A fourth-generation Sonoma County rancher, he grew up on a dairy and chicken farm in Cotati and since has dedicated himself to the industry that was responsible for putting Petaluma on the map in the early 1900s.
Riebli has stepped up to fill the much-needed role of the representative and advocate for the egg industry of Northern California. He recently returned from a four-day trip to Washington, D.C., working to convince the powers that be that successful egg production, on any scale, can and should be achieved with animal welfare firmly in mind.
Here in Petaluma, he and his partners at Sunrise Farms produce a million eggs each and every day of the year, providing 90 percent of the eggs consumed in all of Northern California. Riebli credits the ability to adapt and fierce dedication to the Petaluma ranching lifestyle for his business surviving the many changes it has undergone since the egg industry's heyday of the late 1940s.
Laws recently passed concerning the poultry industry were "deeply frustrating" to Riebli because, as he explains it, they were motivated by heavy doses of political correctness but were severely light on practical application.
But as Riebli says, "Folks have to eat. Sooner or later, people will realize that food is not produced in the backroom of the local grocer." He saod 219,000 people get added to the world's dinner table every night. "That's 80 million a year. Currently the political mechanism is in the way, and if it stays that way, the world will face severe shortages in the near future."
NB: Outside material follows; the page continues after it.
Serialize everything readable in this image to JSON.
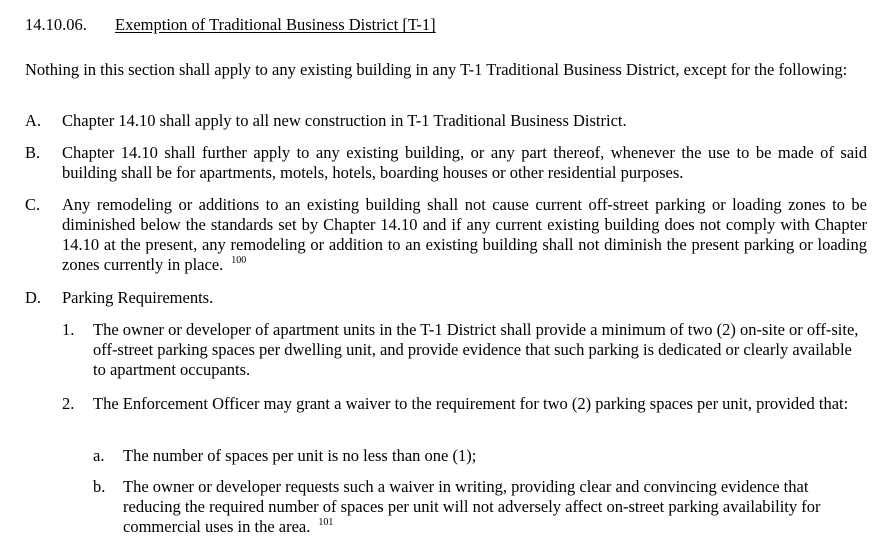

Backing his conviction that "this country's greatest asset is our youth," Riebli has lent his considerable knowledge and boundless energy to the Chamber's Petaluma Youth Ag Day. Passing the ranching tradition and all that it entails on to future generations has been part of hiss lifelong agenda.
Arnie Riebli is living proof that business can take the high road and that an ethically responsible direction can translate to profit — economic profit and cultural profit for any community with its eye on a wholesome future.
(Contact Sheldon Bermont at firstname.lastname@example.org)